An additional benefit of implementing a hybrid system is that it may facilitate more efficient decision-making by leveraging the strengths of both presidential and parliamentary systems. In a presidential system, the separation of powers can result in stalemates and prolonged indecision, while in a parliamentary system, the government can swiftly collapse if it loses the legislature’s support. A hybrid system, on the other hand, can offer a balance of stability and agility, allowing for more prompt decision-making while maintaining the accountability of the executive branch. Furthermore, considering Pakistan’s history of military involvement in politics, a hybrid system can provide a mechanism to hold the military accountable to the civilian administration and reduce the likelihood of military intervention.
It is imperative to acknowledge that a hybrid system may not be the ultimate remedy for all of Pakistan’s issues, and its successful operation would require meticulous planning and execution. Nevertheless, this system could potentially provide a glimpse of sustained stability in Pakistan’s political landscape, and it is incumbent upon the authorities to consider this system as a viable option to circumvent further obstacles.

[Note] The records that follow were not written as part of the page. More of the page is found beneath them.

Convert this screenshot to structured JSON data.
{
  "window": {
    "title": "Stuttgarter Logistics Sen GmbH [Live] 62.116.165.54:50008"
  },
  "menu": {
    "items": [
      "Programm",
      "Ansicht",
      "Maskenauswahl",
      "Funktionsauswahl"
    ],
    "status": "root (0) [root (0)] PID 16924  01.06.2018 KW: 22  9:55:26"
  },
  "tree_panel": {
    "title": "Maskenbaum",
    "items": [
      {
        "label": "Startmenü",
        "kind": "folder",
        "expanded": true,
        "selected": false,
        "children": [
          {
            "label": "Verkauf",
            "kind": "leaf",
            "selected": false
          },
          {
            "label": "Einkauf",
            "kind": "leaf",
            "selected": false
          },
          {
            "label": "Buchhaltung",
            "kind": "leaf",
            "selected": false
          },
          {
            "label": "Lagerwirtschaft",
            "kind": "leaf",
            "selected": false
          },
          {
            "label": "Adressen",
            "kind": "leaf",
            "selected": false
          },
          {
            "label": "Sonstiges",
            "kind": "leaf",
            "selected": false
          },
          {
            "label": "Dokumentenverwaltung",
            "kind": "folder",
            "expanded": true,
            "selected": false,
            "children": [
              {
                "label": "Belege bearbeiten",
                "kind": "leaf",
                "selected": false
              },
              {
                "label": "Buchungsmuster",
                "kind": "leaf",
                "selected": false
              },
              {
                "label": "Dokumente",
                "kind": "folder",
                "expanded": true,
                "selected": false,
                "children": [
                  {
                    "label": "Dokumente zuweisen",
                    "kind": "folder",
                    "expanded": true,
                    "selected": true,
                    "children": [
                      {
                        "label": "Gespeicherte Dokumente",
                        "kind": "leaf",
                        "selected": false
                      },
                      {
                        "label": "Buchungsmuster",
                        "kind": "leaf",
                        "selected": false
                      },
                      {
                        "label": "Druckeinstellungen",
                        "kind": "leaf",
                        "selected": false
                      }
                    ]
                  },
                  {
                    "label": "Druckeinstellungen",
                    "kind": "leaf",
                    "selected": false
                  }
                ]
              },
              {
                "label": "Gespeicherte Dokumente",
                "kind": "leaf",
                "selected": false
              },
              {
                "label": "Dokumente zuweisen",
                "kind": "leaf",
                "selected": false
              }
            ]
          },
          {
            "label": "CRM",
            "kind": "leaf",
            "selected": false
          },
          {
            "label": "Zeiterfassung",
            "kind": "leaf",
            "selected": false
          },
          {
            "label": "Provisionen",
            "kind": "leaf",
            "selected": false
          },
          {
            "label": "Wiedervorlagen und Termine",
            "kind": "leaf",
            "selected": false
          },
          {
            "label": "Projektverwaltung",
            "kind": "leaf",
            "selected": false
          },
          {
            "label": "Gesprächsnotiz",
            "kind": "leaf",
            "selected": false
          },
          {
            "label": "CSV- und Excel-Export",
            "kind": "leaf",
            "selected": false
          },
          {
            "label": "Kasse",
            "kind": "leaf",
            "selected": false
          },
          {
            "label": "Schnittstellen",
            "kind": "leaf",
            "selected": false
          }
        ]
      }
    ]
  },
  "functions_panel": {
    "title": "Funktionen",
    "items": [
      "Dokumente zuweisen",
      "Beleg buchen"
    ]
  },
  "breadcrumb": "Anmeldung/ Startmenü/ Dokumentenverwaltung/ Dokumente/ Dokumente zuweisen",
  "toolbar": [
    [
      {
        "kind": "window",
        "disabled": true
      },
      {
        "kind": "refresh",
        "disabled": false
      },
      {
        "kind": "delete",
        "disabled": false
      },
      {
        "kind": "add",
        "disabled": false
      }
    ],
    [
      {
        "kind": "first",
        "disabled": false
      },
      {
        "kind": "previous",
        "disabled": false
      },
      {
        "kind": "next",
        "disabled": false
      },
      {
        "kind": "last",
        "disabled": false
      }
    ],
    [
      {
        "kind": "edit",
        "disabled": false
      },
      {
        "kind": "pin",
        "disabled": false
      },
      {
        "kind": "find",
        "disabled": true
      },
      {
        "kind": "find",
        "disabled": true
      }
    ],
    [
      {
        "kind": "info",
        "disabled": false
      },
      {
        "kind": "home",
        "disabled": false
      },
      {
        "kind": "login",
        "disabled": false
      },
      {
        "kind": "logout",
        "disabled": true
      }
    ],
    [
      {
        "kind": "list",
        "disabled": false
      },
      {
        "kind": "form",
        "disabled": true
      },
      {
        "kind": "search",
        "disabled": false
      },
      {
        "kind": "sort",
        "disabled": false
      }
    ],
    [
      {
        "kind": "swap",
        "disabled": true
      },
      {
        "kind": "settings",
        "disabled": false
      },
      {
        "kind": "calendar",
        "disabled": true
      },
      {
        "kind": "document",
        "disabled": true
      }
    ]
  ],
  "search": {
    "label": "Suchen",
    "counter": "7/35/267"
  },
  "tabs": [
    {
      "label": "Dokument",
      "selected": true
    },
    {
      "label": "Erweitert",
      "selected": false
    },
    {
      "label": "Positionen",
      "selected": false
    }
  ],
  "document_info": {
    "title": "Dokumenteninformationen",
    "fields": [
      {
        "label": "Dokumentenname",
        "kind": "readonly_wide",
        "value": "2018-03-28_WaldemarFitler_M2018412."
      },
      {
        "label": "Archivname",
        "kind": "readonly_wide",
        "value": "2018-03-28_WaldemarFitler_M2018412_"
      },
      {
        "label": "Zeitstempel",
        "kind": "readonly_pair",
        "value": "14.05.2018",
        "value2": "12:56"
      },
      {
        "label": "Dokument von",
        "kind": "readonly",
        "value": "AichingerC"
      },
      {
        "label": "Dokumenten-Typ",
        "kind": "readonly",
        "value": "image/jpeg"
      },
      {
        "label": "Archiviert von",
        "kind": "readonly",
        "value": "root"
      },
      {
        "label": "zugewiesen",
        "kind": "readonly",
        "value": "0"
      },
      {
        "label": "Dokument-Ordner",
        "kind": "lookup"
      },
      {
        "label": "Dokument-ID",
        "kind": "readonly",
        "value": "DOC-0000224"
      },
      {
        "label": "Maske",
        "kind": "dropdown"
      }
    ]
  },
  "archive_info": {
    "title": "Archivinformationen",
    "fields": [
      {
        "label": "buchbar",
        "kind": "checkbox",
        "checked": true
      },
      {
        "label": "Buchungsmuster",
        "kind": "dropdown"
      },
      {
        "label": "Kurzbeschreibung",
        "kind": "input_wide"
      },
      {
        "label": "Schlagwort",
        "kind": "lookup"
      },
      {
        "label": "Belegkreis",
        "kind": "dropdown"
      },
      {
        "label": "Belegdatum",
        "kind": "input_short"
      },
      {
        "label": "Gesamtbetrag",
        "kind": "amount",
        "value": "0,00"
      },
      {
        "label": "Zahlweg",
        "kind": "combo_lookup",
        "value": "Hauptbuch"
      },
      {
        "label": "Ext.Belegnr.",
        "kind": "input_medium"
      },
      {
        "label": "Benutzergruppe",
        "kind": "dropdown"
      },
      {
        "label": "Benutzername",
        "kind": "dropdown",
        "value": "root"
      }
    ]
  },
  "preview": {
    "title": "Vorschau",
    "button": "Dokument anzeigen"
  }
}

India rejected the collective West’s destructive attempts to polarise the world order
Taken together, the speeches made by Prime Minister Narendra Modi and External Affairs Minister S. Jaishankar at the Voice of...

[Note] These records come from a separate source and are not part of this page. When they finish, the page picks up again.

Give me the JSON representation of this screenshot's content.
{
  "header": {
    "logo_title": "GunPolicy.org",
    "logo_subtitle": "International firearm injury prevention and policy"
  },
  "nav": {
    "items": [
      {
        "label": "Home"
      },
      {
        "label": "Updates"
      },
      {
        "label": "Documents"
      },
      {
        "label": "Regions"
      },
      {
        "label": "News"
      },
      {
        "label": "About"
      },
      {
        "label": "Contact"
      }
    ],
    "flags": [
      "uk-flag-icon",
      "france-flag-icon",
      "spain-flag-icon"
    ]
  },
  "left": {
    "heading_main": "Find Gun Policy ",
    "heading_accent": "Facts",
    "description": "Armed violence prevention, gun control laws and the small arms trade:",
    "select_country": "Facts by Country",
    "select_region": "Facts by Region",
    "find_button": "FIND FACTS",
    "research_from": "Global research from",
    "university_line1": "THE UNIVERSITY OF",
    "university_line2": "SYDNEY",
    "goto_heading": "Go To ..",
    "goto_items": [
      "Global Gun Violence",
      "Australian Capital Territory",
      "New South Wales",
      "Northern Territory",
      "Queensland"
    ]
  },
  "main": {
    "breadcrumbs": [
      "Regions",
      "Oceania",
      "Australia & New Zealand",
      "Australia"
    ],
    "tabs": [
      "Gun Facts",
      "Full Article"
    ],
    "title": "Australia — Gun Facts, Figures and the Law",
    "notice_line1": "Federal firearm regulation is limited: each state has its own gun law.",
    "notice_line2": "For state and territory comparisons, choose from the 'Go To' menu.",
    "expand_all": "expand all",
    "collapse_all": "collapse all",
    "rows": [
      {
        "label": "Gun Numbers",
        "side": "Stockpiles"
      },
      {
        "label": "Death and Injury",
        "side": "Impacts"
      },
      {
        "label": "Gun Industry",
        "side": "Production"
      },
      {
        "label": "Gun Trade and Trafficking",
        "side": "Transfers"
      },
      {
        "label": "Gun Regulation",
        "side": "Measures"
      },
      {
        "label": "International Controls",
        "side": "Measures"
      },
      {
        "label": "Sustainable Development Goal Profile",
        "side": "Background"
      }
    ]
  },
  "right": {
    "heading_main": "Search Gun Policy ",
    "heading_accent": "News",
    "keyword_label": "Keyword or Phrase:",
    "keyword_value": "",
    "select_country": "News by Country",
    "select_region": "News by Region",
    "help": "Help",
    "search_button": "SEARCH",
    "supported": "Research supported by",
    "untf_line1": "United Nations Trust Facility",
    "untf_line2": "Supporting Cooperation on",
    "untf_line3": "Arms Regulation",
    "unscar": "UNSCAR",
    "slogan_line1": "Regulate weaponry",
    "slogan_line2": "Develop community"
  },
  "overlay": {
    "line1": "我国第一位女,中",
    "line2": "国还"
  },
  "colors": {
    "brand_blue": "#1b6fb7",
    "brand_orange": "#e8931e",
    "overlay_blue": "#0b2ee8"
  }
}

February 19: An anti-interventionist coalition to March to White House from Lincoln Memorial
On February 19, Washington, DC, will witness a protest against the war in Ukraine that marks a sharp departure from...
Education For All – Our Investment in Humanity
Authors: Rt. Hon. Gordon Brown and Yasmine Sherif Millions of children are experiencing a world being ripped apart. Armed conflicts,...
The suffocating economy of Iran
Iran’s economy is on a roller coaster. The past year saw a dramatic rise in inflation rates and a historic...
The Irony of Indonesian Media Disaster Communication
Indonesia occupies the fourth position as the most populous country in the world, with a projected population that will continue...
Xi Jinping’s visit to Russia and America’s hostile policy towards China-Russia rapprochement
The visit of Chinese President “Xi Jinping” to Russia will be organized, which will most likely take place after the...
Prospects of Vietnam’s Economic Growth in 2023
The ongoing war in Ukraine and increasing commodity prices across the world have impacted the developing countries. Countries in Asia...
World News4 days ago
Russian Ministry of Defence: We acquired over 20,000 documents of the U.S. biological programmes
Science & Technology4 days ago
New discoveries and scientific advances from around the world
Economy3 days ago
Pakistan’s elite and the current economic crisis
Middle East3 days ago
The role of Guangdong Province in the Egypt – China relationship
World News3 days ago
NATO tanks for Ukraine provoke contradictions in the alliance
Urban Development4 days ago
A City-Led Climate Resilience
Economy4 days ago
Guangdong special economic zones at China
Intelligence2 days ago
India’s Strategic Use of TTP to Undermine Pakistan’s Stability